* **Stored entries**
────────

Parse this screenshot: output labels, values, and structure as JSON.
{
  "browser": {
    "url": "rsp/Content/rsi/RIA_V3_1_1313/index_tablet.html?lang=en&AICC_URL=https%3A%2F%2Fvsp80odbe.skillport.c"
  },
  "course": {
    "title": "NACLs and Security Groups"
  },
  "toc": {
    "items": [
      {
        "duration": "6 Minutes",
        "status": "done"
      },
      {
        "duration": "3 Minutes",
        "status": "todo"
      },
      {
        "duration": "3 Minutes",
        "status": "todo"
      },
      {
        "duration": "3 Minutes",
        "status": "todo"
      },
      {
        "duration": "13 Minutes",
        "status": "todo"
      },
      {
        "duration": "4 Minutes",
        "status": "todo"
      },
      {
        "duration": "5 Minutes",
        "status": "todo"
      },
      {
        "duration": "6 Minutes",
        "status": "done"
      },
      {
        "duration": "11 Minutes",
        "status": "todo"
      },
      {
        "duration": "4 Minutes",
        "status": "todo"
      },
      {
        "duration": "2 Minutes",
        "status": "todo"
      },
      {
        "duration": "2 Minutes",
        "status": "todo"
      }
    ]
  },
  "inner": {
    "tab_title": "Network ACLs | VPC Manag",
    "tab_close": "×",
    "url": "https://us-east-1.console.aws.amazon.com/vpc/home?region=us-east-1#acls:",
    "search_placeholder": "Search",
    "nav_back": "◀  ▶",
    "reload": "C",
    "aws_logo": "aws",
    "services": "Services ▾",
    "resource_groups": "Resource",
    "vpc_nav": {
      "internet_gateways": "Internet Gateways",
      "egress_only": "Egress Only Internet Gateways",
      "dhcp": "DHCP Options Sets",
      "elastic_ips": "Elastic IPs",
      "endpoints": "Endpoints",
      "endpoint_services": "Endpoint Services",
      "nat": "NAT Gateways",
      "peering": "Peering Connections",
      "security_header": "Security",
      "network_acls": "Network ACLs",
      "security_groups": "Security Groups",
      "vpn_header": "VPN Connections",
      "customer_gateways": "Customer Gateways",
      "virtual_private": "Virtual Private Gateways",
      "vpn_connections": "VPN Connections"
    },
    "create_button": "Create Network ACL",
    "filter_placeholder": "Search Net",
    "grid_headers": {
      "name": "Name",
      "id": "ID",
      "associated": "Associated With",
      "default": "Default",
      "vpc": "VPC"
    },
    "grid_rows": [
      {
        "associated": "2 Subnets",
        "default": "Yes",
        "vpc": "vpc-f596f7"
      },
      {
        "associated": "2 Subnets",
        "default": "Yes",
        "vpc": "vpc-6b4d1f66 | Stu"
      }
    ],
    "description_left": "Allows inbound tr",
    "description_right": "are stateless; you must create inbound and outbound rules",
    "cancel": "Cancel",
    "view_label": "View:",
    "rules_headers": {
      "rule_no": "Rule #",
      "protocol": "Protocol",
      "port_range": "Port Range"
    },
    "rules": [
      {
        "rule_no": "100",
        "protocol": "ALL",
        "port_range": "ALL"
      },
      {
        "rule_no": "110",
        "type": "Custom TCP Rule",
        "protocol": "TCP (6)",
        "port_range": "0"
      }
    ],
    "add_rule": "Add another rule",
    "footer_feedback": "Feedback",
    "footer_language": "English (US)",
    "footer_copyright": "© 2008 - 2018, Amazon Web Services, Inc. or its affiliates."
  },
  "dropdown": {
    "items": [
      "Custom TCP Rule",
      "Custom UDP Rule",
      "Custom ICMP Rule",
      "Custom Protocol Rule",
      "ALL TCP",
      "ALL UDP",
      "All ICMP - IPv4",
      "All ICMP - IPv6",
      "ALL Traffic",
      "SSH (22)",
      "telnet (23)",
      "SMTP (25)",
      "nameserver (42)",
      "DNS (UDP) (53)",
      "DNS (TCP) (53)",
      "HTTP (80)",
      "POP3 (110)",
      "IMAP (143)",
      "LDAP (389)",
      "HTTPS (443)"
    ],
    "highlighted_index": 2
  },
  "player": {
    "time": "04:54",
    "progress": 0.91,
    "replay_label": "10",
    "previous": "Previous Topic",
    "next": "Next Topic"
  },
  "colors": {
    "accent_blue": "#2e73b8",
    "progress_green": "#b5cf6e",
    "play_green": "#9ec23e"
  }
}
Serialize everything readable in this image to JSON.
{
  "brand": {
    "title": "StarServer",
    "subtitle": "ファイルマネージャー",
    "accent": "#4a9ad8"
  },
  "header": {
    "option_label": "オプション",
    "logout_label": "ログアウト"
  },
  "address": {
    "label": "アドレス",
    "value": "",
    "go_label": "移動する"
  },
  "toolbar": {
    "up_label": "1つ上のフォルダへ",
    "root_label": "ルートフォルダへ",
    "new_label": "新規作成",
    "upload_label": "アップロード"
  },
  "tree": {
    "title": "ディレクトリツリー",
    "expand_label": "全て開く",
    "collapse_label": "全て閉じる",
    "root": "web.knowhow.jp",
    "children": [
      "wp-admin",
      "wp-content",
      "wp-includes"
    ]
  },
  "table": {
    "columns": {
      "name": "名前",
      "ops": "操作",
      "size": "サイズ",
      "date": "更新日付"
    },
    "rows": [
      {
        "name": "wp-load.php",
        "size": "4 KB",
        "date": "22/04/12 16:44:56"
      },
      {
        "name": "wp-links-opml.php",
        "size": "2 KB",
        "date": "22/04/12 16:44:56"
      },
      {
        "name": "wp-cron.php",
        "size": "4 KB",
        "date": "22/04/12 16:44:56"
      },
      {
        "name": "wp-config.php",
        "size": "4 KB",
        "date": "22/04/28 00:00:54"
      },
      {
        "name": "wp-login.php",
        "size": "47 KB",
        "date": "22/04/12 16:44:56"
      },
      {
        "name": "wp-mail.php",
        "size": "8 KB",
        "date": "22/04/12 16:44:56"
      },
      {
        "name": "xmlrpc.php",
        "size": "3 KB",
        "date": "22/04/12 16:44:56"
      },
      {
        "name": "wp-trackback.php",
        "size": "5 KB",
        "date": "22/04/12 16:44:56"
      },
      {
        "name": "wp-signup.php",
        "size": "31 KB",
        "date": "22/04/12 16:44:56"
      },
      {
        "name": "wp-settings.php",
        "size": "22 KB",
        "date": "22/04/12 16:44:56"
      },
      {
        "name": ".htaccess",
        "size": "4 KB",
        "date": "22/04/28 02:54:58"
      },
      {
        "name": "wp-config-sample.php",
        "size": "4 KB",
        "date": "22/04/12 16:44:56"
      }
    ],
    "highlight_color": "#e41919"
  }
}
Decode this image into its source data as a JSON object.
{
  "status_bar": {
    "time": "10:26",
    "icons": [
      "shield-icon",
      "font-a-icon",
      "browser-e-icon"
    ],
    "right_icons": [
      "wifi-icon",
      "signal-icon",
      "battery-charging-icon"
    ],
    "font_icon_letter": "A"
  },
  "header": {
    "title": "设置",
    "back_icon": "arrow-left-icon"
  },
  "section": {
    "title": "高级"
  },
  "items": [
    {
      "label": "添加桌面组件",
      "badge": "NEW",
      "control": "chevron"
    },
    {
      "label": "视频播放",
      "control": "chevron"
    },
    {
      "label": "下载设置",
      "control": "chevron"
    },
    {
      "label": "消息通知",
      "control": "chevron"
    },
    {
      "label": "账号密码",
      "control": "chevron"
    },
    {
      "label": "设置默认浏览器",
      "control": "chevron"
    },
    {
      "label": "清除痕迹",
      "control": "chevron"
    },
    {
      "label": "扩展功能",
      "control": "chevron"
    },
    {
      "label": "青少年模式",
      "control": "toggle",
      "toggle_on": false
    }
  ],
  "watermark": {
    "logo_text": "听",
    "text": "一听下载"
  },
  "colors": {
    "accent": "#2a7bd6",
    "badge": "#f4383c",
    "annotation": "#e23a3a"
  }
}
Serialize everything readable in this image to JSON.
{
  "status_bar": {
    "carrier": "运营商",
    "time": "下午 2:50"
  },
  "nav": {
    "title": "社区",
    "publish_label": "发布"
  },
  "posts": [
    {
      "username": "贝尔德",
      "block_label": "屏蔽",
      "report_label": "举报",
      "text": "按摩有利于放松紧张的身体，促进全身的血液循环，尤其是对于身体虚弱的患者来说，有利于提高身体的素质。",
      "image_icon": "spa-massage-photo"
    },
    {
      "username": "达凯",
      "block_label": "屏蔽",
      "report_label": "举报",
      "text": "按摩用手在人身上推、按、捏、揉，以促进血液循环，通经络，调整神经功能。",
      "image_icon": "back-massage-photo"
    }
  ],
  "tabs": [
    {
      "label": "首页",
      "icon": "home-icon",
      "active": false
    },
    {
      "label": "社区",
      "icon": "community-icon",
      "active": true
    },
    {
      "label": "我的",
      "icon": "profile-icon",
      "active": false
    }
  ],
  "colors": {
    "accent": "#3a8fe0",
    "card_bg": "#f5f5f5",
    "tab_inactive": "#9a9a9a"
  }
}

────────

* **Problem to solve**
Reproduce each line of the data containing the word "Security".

* **Written response**
    "title": "NACLs and Security Groups"
      "security_header": "Security",
      "security_groups": "Security Groups",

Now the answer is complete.